Sexton is confirmed out of the clash on Saturday with a hamstring problem. The obvious option is to start his usual stand-in Paddy Jackson. But, is that the right thing to do? Jackson was okay, but not outstanding in his 62-minute outing against New Zealand. In fact, his wayward clearance kick led directly to Malakai Fekitoa’s game-securing try.
Do you back the Ulster man to improve? Or do you bring in 21-year-old Joey Carberry and give him the chance to show he’s old enough to handle tier-one opposition? In terms of building for the future, it might be more useful to blood Carberry here, that said, the security of Jackson at 10 has its merits.
The decision to exclude Ian Madigan because of his decision to move to Bordeaux does look a little bit shortsighted now, though.
Centre and fullback
In the centre, Henshaw is the other confirmed absentee for Ireland with concussion. Garry Ringrose stood in – out of position – at 12 on Saturday. Schmidt could keep with the combination of Ringrose at 12 with Jared Payne outside him at 13. It seems the logical thing to do.
But if Kearney is not fit due to his concussion, the opportunity to mix things up presents itself. In this scenario Payne could be shifted to his more natural position of fullback, leaving space to include Ringrose at 13, and either Luke Marshall or Stuart Olding at 12.
Given Marshall started against Canada inside Ringrose, he would likely be Schmidt’s preference over Olding, who was just called into the squad today.
Another option is to keep Payne at 13, and use Marshall or Olding at 12, bringing Tiernan O’Halloran in at 15. Ringrose can provide cover from the 23 jersey.
It’s an area that has lots of options and could lead to a very creative selection for Ireland.
If Simon Zebo is ruled out with cramp it seems a straight call for Keith Earls to come back in provided that he has recovered from the dead leg he suffered against Canada. You’d imagine he would have been pushing for a slot against New Zealand had he not picked up the injury and adds a finishing potency Ireland missed in the New Zealand II match.
Craig Gilroy is the next best bet to slot in on the wing. He was convincing against Canada and looks third choice at this point ahead of both Niyi Adeolokun and Darren Sweetnam.
Stander is another who is undergoing return-to-play protocols for concussion and is an uncertainty to face the Aussies. If he’s out it’s a straight call between the dynamism of Josh van der Flier or the experience of Peter O’Mahony.
Schmidt is a man who values experience and you would think for that reason O’Mahony might edge into the team to lend his unique brand of grunt.
But Van der Flier has been outstanding as a replacement entering the fray in the first half in both New Zealand Tests. Ireland could well do with his ability at the breakdown to combat David Pocock on the deck.
It’s a very tight call to be made at six this week.

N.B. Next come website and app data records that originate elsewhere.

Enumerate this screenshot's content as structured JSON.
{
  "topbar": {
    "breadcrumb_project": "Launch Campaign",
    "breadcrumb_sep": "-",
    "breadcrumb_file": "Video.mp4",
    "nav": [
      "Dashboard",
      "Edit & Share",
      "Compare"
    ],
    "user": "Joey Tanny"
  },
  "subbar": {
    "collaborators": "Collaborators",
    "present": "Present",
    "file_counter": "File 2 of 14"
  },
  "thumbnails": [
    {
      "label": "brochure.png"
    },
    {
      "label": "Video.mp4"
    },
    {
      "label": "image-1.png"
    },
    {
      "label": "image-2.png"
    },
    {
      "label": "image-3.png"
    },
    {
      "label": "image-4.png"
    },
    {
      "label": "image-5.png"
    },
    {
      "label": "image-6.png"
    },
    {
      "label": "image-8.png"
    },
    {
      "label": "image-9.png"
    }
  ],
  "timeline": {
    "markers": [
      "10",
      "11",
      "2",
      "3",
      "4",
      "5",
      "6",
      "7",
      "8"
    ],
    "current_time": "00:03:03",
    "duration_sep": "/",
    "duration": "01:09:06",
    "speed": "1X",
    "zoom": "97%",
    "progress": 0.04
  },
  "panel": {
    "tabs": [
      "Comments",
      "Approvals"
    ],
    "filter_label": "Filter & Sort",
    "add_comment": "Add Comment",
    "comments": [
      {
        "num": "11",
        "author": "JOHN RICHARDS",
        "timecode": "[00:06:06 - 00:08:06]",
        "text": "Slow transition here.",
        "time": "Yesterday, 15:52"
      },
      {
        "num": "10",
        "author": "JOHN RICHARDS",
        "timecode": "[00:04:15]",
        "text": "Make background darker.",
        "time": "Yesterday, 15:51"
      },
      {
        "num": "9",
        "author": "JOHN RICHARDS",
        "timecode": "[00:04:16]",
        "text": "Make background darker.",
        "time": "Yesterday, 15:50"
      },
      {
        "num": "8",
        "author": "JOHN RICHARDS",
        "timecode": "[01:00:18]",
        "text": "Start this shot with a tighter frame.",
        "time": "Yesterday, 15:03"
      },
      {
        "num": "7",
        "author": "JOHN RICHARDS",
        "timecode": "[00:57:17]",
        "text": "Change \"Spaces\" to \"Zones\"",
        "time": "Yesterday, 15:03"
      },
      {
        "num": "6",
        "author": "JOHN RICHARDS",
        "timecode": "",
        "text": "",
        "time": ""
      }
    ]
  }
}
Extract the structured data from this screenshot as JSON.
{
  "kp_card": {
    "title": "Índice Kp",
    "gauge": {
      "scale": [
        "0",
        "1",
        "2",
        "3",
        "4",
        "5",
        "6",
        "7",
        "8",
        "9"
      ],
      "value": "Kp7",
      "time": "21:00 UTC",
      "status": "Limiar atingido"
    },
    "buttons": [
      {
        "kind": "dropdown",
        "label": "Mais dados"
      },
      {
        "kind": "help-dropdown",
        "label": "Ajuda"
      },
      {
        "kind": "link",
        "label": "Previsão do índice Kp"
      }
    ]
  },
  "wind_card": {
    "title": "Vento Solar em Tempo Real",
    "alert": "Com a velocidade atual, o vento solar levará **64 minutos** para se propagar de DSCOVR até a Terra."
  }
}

In the second row you’d have to think Ireland need the dynamism of Iain Henderson and Ultan Dillane – especially against the swashbuckling style of the Wallabies. Donnacha Ryan is fit but it could be wiser to start one of the younger pair in the XV alongside Devin Toner with the other on the bench.

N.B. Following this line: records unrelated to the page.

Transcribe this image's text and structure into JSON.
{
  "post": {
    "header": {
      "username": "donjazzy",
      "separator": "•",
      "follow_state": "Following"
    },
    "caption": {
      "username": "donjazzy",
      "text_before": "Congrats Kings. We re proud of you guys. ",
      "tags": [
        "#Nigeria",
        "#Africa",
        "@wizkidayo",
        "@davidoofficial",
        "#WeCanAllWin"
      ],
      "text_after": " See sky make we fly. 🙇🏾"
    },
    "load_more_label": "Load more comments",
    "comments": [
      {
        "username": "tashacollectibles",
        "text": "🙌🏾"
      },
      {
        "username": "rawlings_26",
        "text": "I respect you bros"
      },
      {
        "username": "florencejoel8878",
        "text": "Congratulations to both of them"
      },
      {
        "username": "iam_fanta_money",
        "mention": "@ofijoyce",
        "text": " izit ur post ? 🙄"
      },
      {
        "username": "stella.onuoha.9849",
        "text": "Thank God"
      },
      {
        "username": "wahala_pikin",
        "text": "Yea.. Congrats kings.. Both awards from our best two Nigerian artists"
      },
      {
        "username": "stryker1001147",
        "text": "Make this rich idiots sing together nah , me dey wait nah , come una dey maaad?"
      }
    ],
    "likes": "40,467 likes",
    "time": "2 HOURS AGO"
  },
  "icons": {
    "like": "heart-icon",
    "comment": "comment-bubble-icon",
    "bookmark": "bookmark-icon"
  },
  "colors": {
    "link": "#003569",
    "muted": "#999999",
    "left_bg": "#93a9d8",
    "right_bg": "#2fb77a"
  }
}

Tadhg Furlong is still touch and go for Saturday as he attempts to recover from a dead leg and will be monitored over the next 24 hours. If Furlong is unable to start then Schmidt has two clear options.
Connacht’s Finlay Bealham will be promoted to the No 3 jersey – that’s a given.
The more difficult question to answer is who will slot in on the bench. The first option is to promote Munster’s John Ryan to the 23. The 28-year-old made his debut against Canada a week ago and looks the more likely option.
However, Joe Schmidt also has another option. At 36-years-old Mike Ross is still going and could be recalled. He has the benefit of bringing a wealth of experience in the form of 61 caps to the Ireland team.
The larger issue is that he would be 39 at the next World Cup. Is it time to look beyond Ross and build for the future? Maybe he deserves another crack at the tighthead slot.
See Also: Now The Dust Has Settled: A Final Analysis Of Where It Went Wrong For Ireland Versus New Zealand